→ **YOUR ASSIGNMENT**:
This task calls for copying each line below that contains "name".

→ **GIVEN RECORDS**:
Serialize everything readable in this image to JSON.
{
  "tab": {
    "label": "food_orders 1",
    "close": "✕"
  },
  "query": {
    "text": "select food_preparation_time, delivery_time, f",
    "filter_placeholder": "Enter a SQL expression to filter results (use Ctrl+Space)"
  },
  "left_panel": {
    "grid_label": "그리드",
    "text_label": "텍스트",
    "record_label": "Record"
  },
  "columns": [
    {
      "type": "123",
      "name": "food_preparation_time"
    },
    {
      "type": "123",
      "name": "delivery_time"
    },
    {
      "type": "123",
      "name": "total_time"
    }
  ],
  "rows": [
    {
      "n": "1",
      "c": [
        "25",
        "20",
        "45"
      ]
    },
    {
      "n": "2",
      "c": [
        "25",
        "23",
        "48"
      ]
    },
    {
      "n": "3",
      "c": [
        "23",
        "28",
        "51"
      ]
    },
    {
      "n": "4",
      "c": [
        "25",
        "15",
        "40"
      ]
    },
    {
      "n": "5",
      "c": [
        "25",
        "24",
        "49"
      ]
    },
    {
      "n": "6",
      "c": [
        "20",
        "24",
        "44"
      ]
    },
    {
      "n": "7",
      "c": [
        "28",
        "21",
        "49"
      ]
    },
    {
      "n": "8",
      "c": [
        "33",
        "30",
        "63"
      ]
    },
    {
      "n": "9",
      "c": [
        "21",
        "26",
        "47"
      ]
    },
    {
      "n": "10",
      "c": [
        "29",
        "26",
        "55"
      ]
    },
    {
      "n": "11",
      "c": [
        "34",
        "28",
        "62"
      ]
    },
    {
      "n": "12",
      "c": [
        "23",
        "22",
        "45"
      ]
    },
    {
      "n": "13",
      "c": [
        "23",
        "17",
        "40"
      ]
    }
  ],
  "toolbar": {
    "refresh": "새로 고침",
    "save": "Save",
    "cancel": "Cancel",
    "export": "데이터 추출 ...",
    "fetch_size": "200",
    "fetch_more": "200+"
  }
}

→ **TASK ANSWER**:
      "name": "food_preparation_time"
      "name": "delivery_time"
      "name": "total_time"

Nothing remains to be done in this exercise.